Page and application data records
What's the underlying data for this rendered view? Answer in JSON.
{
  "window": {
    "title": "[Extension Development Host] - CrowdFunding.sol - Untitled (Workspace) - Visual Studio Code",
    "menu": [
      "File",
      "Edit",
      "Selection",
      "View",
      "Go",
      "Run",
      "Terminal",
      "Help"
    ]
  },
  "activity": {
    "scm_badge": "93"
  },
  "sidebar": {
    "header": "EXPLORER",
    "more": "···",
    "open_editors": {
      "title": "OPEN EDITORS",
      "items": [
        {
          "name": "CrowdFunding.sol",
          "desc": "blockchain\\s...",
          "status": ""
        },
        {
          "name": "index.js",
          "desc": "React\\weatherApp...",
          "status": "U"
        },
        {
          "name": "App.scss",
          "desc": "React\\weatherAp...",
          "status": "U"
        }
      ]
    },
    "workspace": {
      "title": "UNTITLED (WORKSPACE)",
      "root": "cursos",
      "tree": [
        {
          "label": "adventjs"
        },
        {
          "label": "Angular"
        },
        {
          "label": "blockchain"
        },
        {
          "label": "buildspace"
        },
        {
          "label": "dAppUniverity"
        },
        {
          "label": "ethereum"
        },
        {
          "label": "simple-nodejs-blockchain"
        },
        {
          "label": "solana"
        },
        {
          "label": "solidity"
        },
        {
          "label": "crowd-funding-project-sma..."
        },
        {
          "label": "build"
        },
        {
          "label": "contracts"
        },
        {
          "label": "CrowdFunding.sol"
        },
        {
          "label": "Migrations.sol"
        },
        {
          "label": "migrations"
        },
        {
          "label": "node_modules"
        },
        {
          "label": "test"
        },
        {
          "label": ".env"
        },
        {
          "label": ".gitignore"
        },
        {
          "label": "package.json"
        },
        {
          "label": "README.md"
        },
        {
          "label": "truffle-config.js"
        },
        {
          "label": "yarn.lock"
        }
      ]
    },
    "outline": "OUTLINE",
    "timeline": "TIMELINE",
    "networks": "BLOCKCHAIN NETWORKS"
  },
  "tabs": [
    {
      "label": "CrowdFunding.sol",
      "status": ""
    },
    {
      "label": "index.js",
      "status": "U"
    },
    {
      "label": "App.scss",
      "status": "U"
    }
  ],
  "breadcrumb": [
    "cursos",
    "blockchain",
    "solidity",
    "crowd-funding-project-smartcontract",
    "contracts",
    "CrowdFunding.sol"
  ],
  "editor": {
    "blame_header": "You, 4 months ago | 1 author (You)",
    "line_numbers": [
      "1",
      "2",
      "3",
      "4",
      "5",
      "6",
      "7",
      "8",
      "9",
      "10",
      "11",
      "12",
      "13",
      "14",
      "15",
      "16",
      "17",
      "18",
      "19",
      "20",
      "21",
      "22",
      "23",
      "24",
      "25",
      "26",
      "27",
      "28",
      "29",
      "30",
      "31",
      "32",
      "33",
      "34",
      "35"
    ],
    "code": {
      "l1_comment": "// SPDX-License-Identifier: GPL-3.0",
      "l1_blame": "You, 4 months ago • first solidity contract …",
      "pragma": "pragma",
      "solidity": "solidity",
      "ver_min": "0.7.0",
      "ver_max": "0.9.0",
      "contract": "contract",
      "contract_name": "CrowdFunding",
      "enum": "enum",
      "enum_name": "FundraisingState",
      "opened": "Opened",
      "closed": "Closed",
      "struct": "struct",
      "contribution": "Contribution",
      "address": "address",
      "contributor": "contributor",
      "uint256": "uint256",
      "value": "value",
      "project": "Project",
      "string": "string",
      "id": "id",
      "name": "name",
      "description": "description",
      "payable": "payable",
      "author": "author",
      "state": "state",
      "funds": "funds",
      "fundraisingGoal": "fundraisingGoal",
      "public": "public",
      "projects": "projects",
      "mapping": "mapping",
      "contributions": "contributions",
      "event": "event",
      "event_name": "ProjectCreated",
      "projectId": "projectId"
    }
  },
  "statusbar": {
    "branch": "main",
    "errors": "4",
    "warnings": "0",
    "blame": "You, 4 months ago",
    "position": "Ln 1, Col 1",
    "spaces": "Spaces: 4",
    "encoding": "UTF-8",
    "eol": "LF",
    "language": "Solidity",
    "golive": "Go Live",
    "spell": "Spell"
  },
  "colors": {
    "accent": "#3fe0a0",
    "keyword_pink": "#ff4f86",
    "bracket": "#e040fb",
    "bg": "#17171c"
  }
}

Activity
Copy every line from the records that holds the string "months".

Finished exercise
    "blame_header": "You, 4 months ago | 1 author (You)",
      "l1_blame": "You, 4 months ago • first solidity contract …",
    "blame": "You, 4 months ago",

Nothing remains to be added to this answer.